When building a site, one of the most important tasks that you perform is link creation, but HyperText Markup Language (HTML) offers a heap of features beyond links. HTML documents describe the hypertext and contain much of the content users explore while visiting the Web, connecting them to other resources including presentation style, scripts, images, video, sound, and much more. As you’ll see, a key part of working with HTML is knowing when to let other technologies (and sometimes people) do their work.
HTML has been in constant development since its invention in 1992, and web software (like browsers and web-focused IDEs) have evolved apace.

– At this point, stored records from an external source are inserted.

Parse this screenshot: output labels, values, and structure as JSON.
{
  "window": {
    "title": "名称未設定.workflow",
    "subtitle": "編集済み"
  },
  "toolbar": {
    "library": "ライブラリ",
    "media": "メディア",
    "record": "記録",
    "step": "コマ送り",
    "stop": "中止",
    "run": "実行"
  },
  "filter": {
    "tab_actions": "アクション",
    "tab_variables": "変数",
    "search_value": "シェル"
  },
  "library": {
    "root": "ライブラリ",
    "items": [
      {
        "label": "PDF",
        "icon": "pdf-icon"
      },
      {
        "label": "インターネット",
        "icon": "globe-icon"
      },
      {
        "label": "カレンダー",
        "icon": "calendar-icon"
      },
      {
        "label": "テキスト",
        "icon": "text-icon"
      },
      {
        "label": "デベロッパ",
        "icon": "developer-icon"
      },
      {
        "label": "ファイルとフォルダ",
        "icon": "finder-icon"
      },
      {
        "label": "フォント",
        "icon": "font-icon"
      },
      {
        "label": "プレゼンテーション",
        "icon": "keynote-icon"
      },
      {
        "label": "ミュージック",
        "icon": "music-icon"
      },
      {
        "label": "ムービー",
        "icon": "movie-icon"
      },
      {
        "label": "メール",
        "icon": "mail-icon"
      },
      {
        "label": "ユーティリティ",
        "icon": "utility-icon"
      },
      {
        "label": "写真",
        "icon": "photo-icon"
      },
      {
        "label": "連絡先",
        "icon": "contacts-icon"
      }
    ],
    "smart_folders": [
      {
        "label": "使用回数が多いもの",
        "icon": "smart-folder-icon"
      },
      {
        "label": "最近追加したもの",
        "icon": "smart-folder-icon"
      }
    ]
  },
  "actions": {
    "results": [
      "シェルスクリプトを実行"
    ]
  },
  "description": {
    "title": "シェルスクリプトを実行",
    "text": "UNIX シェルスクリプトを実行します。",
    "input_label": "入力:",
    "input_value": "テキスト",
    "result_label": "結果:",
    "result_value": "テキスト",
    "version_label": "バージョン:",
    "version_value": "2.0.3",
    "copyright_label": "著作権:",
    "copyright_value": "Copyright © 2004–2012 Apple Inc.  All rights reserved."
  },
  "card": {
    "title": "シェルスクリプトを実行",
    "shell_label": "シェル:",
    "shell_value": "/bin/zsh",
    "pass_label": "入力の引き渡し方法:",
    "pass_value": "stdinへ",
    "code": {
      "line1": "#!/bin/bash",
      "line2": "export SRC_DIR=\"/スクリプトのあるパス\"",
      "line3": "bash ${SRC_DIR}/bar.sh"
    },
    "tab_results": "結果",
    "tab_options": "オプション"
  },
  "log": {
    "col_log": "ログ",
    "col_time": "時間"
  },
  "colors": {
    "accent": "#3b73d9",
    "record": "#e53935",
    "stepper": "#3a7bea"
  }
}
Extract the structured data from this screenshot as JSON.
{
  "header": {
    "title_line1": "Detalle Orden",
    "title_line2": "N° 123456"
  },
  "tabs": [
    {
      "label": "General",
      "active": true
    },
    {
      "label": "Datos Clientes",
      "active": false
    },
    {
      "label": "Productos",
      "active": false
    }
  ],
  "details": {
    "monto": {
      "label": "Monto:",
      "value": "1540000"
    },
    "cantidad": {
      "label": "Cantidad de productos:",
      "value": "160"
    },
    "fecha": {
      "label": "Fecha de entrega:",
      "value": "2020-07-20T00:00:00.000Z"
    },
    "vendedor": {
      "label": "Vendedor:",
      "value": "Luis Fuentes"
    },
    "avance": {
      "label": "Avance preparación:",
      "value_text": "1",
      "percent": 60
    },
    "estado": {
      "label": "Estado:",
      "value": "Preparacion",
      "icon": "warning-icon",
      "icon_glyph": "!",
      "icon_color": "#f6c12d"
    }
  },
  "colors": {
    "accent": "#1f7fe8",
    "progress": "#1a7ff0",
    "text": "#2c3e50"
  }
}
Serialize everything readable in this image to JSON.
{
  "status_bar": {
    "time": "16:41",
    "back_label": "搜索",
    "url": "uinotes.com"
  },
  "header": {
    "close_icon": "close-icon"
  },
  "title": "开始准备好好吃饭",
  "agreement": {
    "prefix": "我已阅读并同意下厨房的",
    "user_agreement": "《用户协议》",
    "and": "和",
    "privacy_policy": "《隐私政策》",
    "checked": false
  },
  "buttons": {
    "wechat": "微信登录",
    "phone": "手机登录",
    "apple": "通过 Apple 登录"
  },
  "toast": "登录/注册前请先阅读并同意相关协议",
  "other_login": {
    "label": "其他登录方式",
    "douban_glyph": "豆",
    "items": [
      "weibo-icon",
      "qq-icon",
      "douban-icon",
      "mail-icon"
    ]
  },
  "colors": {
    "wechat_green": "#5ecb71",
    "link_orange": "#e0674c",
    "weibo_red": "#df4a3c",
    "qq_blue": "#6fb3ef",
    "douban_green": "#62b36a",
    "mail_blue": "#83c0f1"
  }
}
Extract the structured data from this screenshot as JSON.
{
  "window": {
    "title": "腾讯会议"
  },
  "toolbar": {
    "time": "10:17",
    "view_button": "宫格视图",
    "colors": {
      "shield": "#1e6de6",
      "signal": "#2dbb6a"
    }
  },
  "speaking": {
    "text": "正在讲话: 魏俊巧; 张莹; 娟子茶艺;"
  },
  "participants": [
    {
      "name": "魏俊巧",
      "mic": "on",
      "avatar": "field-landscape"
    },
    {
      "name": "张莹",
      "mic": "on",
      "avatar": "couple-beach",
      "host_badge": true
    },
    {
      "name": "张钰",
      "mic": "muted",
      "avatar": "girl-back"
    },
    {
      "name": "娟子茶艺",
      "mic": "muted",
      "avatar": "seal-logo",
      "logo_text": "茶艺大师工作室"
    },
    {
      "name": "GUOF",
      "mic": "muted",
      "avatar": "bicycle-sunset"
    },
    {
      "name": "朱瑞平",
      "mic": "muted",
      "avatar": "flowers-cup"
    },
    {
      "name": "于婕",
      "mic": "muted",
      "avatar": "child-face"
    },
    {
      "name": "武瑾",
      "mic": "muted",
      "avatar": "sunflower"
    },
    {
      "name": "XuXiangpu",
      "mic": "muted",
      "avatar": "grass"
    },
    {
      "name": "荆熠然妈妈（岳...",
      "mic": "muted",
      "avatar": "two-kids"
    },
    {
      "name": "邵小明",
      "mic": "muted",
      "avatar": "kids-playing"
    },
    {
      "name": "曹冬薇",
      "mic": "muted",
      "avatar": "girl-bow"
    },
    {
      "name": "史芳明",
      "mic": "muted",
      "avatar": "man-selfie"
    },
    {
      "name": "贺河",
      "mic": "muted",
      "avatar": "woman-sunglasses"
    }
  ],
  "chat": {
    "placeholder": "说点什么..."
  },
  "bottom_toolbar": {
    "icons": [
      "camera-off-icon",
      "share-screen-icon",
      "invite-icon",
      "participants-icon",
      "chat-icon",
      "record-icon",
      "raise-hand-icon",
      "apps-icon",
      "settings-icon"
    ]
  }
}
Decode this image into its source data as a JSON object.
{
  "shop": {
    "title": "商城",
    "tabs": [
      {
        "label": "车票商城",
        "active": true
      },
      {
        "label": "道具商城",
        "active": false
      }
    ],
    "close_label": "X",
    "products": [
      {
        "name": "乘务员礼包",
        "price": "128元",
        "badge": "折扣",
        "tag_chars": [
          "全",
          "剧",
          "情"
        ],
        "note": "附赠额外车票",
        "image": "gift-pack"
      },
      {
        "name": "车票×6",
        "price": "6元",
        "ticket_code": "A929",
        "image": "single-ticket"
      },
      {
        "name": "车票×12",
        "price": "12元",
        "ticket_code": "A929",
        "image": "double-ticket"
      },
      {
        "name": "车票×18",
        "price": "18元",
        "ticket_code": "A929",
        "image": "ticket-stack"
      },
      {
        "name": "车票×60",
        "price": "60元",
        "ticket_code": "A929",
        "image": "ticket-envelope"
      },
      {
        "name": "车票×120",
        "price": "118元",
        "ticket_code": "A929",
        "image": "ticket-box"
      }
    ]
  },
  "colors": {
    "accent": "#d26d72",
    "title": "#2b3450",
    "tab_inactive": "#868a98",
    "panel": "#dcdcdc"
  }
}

As HTML nears its third decade, clear best practices for markup have emerged both from HTML markup itself and from the technical and business ecosystems that interact with it. Clear HTML syntax lets you build a reliable document tree to hold your content and support additional layers of style and behavior. Chapter 5 is devoted to the features of CSS that interact with the document tree.
HTML and its stricter sibling XHTML define a set of rules for marking up documents, as well as rules for how that markup should be structured. HTML parsers (but not XHTML parsers) usually follow a principle referred to as “Postel’s Law,” stated as follows:
Be conservative in what you send, and liberal in what you accept.
Where XHTML requires the creator of the document to write very precise markup, HTML parsers will ...